City Halls, Glasgow
It is not so very long since the symphonies of Robert Schumann were rarely programmed, which now seems strange. Whatever kept them out of the repertoire, conductors clearly relish tackling them today, and orchestras playing them.
The first, the “Spring” Symphony, has the energy a young man, newly wed to Clara Wieck, and Matthias Pintscher, returning to the orchestra where he was an associate artist, communicated that from the podium with enthusiasm, bouncing on the balls of his feet. The conductor was on top of all the details of the score, and in command of the overall shape too, with a sense of pace building through the complexities of the third movement into the Allegro finale.
The chain of communication within the strings was just as apparent – across the front desks and through the sections in a fine ensemble sound. There was excellent work from principal oboe Stella McCracken and first flute Bronte Hudnott in that finale too.

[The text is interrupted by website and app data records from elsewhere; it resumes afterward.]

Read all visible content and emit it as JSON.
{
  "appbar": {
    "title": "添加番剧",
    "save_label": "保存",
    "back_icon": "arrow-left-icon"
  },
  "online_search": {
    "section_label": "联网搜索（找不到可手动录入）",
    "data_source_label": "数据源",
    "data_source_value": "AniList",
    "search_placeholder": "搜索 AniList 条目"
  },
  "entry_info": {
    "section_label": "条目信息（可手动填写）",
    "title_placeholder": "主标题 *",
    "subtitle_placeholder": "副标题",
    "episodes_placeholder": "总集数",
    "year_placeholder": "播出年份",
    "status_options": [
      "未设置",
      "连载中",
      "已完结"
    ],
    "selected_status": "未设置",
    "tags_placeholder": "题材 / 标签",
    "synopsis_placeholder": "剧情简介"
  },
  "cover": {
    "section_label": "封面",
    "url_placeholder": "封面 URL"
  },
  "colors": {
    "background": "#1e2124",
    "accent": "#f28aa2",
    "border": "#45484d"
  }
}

There are more 20th century oboe concertos than manage to elbow their way into 21st century concert schedules with any frequency, but they have a fine ambassador in Spanish soloist Cristina Gomez Godoy. The story of the genesis of Richard Strauss’s 1945 Oboe Concerto is a particularly good one (suggested to the composer by an oboe-playing G.I. stationed in Bavaria at the end of World War 2, it was eventually premiered in the US by the man who subsequently signed Aretha Franklin for her first recordings, but passed on The Beatles for the American market) and it is a great showcase for a virtuoso player from the first bars.
Gomez Godoy was also very engaged with the work the orchestra was doing, in the many echoes and exchanges with the other winds, and especially principal clarinet Yann Ghiro. Predictably, given the timbre of her instrument – and Gomez Godoy plays an impressively “bling” gold-keyed one – the plaintive central Andante was a highlight, but the faster music on either side of it was equally lyrical, the most upbeat of Strauss’s compositional Indian Summer.
The real rarity of Pintscher’s programme was Alexander Zemlinsky’s 1934 Sinfonietta, which opened the concert in its first performance by the orchestra. The work demands much of the strings from the start, and they delivered clear, focussed playing across the sections, with fine solos from leader Laura Samuel.
Zemlinsky’s score is edgy and colourfully orchestrated and sounds increasingly of its time as it progresses – not at all in a bad way – through the central “Ballade” to the cabaret and jazz inflections of the third and final movement, building in pace and volume.
This is very dramatic music, which had its US premiere at Carnegie Hall in 1940, only two years before the Viennese composer died in exile in New York. Unlike some more fortunate fellow refugees from the Nazis, he was a great loss to Hollywood.
Programme repeated at Aberdeen Music Hall on Friday September 30 and available on BBC Sounds.